The media has a constant interest in the topic of eating disorders, which gives us the opportunity to share experiences and expertise, give opinion, and signpost people towards help, support and recovery.
We have seen an increase in accurate reporting in recent years, something we have worked hard to influence and a change we welcome. However, there are still some sections of the press that continue to cover the issue in ways that are trivialising and unhelpful to our cause and to the many vulnerable people affected by eating disorders.
Often the media still relies on sensationalist images that are potentially very dangerous – pictures of people at their most emaciated, skeletal, lowest weight. Pictures indistinguishable from the "thinspiration" images found on pro-anorexia websites that everyone knows are harmful and that most people think should be banned.
Journalists often think these are shocking, when in reality they are potentially harmful to people affected by eating disorders.
These sorts of pictures also distort people’s idea of what an eating disorder is really like. Anorexia is the rarest eating disorder and accounts for only 10% of cases and many people with eating disorders won’t be underweight at all.

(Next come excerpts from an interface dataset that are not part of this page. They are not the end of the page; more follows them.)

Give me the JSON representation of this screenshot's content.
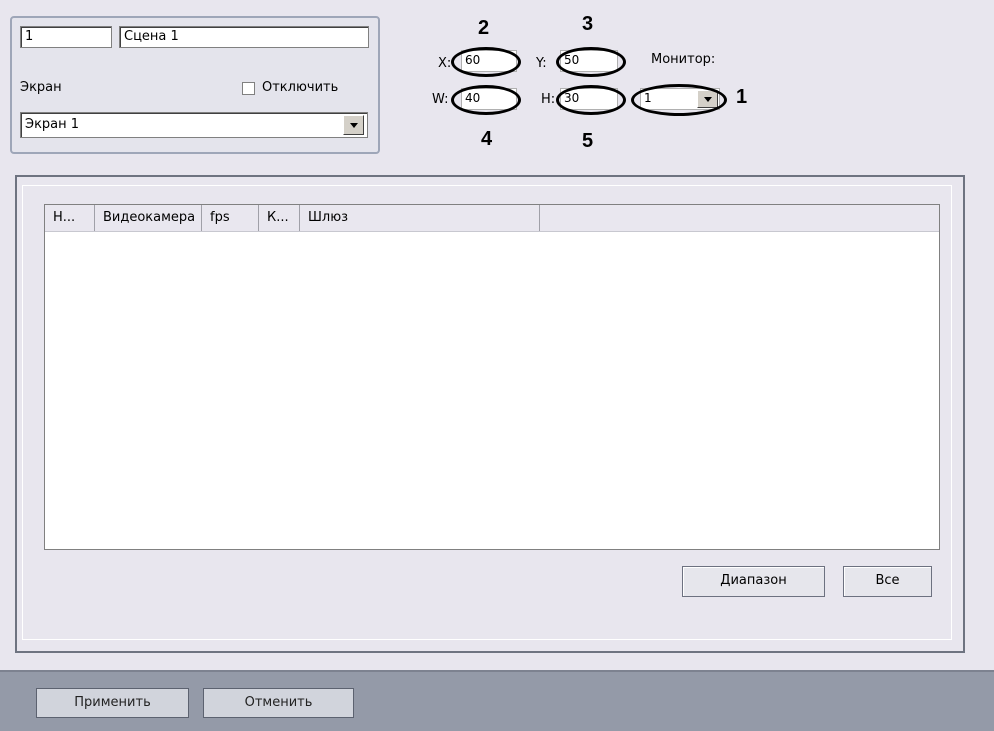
{
  "scene": {
    "number": "1",
    "name": "Сцена 1",
    "screen_label": "Экран",
    "disable_label": "Отключить",
    "screen_value": "Экран 1"
  },
  "position": {
    "x_label": "X:",
    "x_value": "60",
    "y_label": "Y:",
    "y_value": "50",
    "w_label": "W:",
    "w_value": "40",
    "h_label": "H:",
    "h_value": "30",
    "monitor_label": "Монитор:",
    "monitor_value": "1"
  },
  "callouts": [
    "1",
    "2",
    "3",
    "4",
    "5"
  ],
  "table": {
    "columns": [
      "Н...",
      "Видеокамера",
      "fps",
      "К...",
      "Шлюз"
    ]
  },
  "buttons": {
    "range": "Диапазон",
    "all": "Все",
    "apply": "Применить",
    "cancel": "Отменить"
  }
}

Beat has a set of Media Guidelines to encourage balanced and responsible reporting. As well as the use of harmful images, we discourage mentions of specific weights or the lowest weight a person reached, amounts eaten, and other specific behaviour that formed part of a person's eating disorder.
We were invited to submit evidence to the Leveson Inquiry and the report published in November included our submission. We also support Hacked Off, the campaign for a free and accountable media. We are happy to discuss how we can help you to implement them in your reporting of eating disorders.